Getting people Unstuck! is your day to day responsibility. It is really that simple. When a person is stuck, they are stuck because they do not know where to go next. By putting the responsibility ball into their court, you are actively aiding them to remain stuck if you pass the buck by saying:
Shout if you need anything...
The level of frustration and anxiety increases because you are not taking responsibility for their leadership or mentorship. Sometimes it's really just a simple thing to show them a utility class that already does a thing. It could also be a small part of the context that someone mentioned in a meeting once but never wrote down.
By actively spending time with people more than once a week, you could help them through or over obstacles by giving them something other than anxiety and fear. You can give them confidence. By giving a person confidence, they will pay it forward next time to someone else in the team.
Your goal should be to change the types of conversations in your team.
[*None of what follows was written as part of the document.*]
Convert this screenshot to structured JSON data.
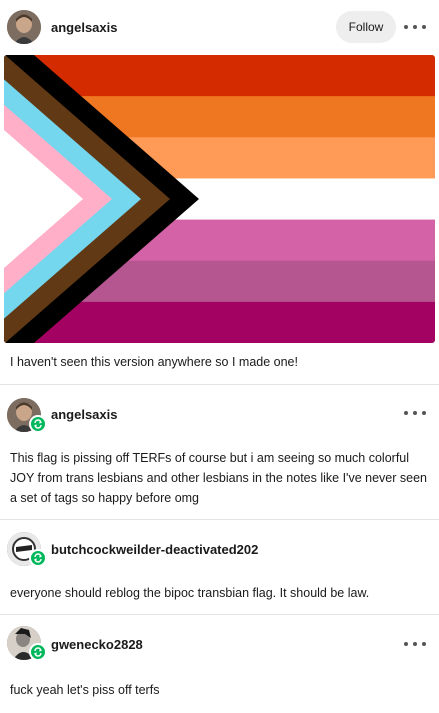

Instead of asking where something is? or how long before it ships?, isn't it better to talk about what value it will bring? or if it's worth doing it? You do not need to actively manage to death every single thing. I believe that every consenting adult in a workplace, that they chose, should be allowed to self manage and choose the problems they solve.
It is your responsibility as a Leader to facilitate that regardless of role or level. It is your responsibility as a Leader to manage their energy and get out of their way. That is where motivation flows. That is where people wake up, come into the office/online and do their best to move the needle because they want to make a difference.
- (Youtube) The rarest commodity is leadership without ego: Bob Davids at TEDxESCP
- (YC) How to Be a Good Technical Lead?
- (Youtube) Why do so many incompetent men become leaders? | Tomas Chamorro-Premuzic | TEDxUniversityofNevada
- (Youtube) How To Be More Productive
- (qz.com) Now is the time to implement the flipped workplace at scale
Cover photo by Takanori Nishikawa